November is Islamophobia Awareness Month. Across Britain mosques and students stand up against Islamophobia and gather to combat the issue together.
Following the terrorist attacks in Manchester Arena in May, 2017 and London Bridge in June of this year, hate crimes across Britain have “increased fivefold since the London Bridge attacks” states the Guardian.
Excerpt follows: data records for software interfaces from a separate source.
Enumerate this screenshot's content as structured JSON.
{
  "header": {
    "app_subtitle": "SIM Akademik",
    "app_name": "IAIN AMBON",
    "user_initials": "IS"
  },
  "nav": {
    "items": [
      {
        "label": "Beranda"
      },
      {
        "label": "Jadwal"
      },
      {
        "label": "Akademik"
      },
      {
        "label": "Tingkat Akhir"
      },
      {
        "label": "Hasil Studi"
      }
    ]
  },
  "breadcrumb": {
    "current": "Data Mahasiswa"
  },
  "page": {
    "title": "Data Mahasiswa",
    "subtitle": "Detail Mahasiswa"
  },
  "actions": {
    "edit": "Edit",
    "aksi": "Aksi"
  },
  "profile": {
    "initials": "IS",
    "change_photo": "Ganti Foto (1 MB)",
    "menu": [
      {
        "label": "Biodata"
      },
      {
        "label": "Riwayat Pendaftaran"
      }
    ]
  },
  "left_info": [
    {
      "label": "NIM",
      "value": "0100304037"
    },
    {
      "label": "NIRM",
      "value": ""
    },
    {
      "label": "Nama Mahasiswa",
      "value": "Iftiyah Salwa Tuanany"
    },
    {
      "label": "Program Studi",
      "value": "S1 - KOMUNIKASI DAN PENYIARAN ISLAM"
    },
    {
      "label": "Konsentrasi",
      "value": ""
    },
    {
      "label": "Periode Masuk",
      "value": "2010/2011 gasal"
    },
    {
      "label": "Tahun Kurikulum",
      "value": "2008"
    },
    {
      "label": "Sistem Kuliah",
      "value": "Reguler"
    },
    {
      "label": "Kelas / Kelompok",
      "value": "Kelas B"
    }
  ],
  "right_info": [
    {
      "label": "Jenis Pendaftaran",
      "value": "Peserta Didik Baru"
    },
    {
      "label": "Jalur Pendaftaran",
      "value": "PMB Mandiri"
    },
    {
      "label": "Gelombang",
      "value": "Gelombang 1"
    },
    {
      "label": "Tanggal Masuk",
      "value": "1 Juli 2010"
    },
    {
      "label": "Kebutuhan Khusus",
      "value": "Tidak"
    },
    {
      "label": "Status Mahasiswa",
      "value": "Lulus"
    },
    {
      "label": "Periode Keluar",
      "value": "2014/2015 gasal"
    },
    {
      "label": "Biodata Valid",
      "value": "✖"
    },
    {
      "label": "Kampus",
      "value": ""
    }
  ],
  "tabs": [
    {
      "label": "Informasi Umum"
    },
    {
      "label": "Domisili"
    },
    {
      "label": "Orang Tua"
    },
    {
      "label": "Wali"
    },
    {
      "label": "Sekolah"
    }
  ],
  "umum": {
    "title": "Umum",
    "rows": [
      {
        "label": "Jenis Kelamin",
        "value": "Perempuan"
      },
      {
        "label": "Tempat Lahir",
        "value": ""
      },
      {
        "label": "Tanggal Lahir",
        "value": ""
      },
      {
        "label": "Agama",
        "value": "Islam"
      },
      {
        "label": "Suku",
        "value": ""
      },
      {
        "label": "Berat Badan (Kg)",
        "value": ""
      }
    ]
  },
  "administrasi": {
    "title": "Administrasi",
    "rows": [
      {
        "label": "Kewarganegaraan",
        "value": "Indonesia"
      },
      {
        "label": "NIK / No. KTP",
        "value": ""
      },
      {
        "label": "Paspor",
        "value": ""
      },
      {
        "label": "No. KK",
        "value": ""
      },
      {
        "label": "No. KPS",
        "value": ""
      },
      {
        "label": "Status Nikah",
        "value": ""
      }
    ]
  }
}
Also attacks on mosques and on women wearing the hijab or the burqa using acid have become common.
Activists particularly see fault with the media’s documentation of the Muslim community in Britain.
“The portrayal of Muslims in the mainstream media holds an important role in creating perceptions that the wider public hold about Muslims… there needs to be greater responsibility”, said Samayya Afzal, an activist based in Bradford.
The activist wrote in her review in Ceasefire Magazine: “The first few minutes of My Week As a Muslim are dominated by self-confessed Muslim-sceptic Katie Freeman sharing her views, which range from orientalist fantasy to overt racism.”
The programme particularly offended Muslims in the British Pakistani community as the brown face and the larger nose was seen as necessity to make her look of Pakistani origin.
Samayya Afzal, Biomedical Science graduate and co-founder of the National Union of Students (NUS) Students Not Suspects campaign said: “to combat Islamophobia, we should be listening to and legitimising Muslim voices”.
“The documentary went to such lengths to achieve the process of changing Katie’s mind, without challenging where her racist views came from”, the activist continued.
One twitter user also criticised the programme: “Imagine actually listening to Muslim women about their experiences of islamophobia but islamophobia doesn’t exist until a ww (white women) experiences it.”
Strathclyde University Muslim Student Association (SUMSA) campaign every year to raise awareness about Islamophobia and incidences of hate crimes in the community and beyond.
Asad-Ali Sarwar, the president of SUMSA said: “Islamophobia Awareness Month in my eyes was effective last year. SUMSA had launched a social media campaign (#IAMStrathclyde) (…) and this was picked up by the NUS and FOSIS (Federation of Student Islamic Societies)”.
Strathclyde University is a registered third party hate crime reporting centre. If you have been subject or witness to a hate crime please report them on www.strath.ac.uk/equalitydiversity/equalityinformationforstudents/hatecrime.
By Ayisha Qazikhel